What to produce: Your answer must be an exact copy of the records below.

Data provided:
>>

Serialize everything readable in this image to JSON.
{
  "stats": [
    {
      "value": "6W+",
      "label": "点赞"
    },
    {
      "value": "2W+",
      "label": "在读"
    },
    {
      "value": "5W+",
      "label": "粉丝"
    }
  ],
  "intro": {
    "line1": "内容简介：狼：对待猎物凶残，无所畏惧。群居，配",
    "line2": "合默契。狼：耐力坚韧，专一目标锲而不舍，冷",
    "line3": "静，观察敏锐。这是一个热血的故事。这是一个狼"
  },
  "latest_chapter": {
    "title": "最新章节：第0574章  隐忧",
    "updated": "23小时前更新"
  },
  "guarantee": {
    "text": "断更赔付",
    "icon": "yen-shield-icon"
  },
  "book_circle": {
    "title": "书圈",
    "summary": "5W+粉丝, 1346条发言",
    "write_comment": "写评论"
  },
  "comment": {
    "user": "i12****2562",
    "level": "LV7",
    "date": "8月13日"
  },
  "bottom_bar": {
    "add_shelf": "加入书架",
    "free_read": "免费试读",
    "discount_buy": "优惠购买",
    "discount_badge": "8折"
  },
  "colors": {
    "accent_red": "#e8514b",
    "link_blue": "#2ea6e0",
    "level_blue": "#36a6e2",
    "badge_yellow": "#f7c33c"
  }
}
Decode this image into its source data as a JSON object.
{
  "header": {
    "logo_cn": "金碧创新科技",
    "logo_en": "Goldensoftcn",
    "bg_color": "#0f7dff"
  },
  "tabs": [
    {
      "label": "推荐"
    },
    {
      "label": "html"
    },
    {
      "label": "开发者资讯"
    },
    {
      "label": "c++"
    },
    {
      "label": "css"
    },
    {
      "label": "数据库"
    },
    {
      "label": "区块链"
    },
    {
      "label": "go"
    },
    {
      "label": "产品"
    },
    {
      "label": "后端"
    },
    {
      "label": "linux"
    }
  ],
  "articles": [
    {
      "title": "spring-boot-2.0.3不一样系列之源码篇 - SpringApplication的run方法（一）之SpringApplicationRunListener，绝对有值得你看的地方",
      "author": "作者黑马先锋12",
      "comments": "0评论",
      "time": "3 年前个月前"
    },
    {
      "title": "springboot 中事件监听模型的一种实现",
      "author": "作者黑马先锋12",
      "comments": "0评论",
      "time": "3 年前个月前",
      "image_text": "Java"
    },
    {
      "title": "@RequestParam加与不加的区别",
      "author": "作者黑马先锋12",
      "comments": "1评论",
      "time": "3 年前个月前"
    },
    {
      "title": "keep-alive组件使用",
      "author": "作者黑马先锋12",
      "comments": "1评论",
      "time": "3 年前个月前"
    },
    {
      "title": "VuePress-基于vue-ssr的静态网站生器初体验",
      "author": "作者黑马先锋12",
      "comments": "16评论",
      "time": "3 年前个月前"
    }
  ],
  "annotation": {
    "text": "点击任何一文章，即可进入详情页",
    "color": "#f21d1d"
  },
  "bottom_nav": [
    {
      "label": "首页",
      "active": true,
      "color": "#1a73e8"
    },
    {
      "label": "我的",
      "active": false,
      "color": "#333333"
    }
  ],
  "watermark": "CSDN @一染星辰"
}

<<

Result of the task:
Serialize everything readable in this image to JSON.
{
  "stats": [
    {
      "value": "6W+",
      "label": "点赞"
    },
    {
      "value": "2W+",
      "label": "在读"
    },
    {
      "value": "5W+",
      "label": "粉丝"
    }
  ],
  "intro": {
    "line1": "内容简介：狼：对待猎物凶残，无所畏惧。群居，配",
    "line2": "合默契。狼：耐力坚韧，专一目标锲而不舍，冷",
    "line3": "静，观察敏锐。这是一个热血的故事。这是一个狼"
  },
  "latest_chapter": {
    "title": "最新章节：第0574章  隐忧",
    "updated": "23小时前更新"
  },
  "guarantee": {
    "text": "断更赔付",
    "icon": "yen-shield-icon"
  },
  "book_circle": {
    "title": "书圈",
    "summary": "5W+粉丝, 1346条发言",
    "write_comment": "写评论"
  },
  "comment": {
    "user": "i12****2562",
    "level": "LV7",
    "date": "8月13日"
  },
  "bottom_bar": {
    "add_shelf": "加入书架",
    "free_read": "免费试读",
    "discount_buy": "优惠购买",
    "discount_badge": "8折"
  },
  "colors": {
    "accent_red": "#e8514b",
    "link_blue": "#2ea6e0",
    "level_blue": "#36a6e2",
    "badge_yellow": "#f7c33c"
  }
}
Decode this image into its source data as a JSON object.
{
  "header": {
    "logo_cn": "金碧创新科技",
    "logo_en": "Goldensoftcn",
    "bg_color": "#0f7dff"
  },
  "tabs": [
    {
      "label": "推荐"
    },
    {
      "label": "html"
    },
    {
      "label": "开发者资讯"
    },
    {
      "label": "c++"
    },
    {
      "label": "css"
    },
    {
      "label": "数据库"
    },
    {
      "label": "区块链"
    },
    {
      "label": "go"
    },
    {
      "label": "产品"
    },
    {
      "label": "后端"
    },
    {
      "label": "linux"
    }
  ],
  "articles": [
    {
      "title": "spring-boot-2.0.3不一样系列之源码篇 - SpringApplication的run方法（一）之SpringApplicationRunListener，绝对有值得你看的地方",
      "author": "作者黑马先锋12",
      "comments": "0评论",
      "time": "3 年前个月前"
    },
    {
      "title": "springboot 中事件监听模型的一种实现",
      "author": "作者黑马先锋12",
      "comments": "0评论",
      "time": "3 年前个月前",
      "image_text": "Java"
    },
    {
      "title": "@RequestParam加与不加的区别",
      "author": "作者黑马先锋12",
      "comments": "1评论",
      "time": "3 年前个月前"
    },
    {
      "title": "keep-alive组件使用",
      "author": "作者黑马先锋12",
      "comments": "1评论",
      "time": "3 年前个月前"
    },
    {
      "title": "VuePress-基于vue-ssr的静态网站生器初体验",
      "author": "作者黑马先锋12",
      "comments": "16评论",
      "time": "3 年前个月前"
    }
  ],
  "annotation": {
    "text": "点击任何一文章，即可进入详情页",
    "color": "#f21d1d"
  },
  "bottom_nav": [
    {
      "label": "首页",
      "active": true,
      "color": "#1a73e8"
    },
    {
      "label": "我的",
      "active": false,
      "color": "#333333"
    }
  ],
  "watermark": "CSDN @一染星辰"
}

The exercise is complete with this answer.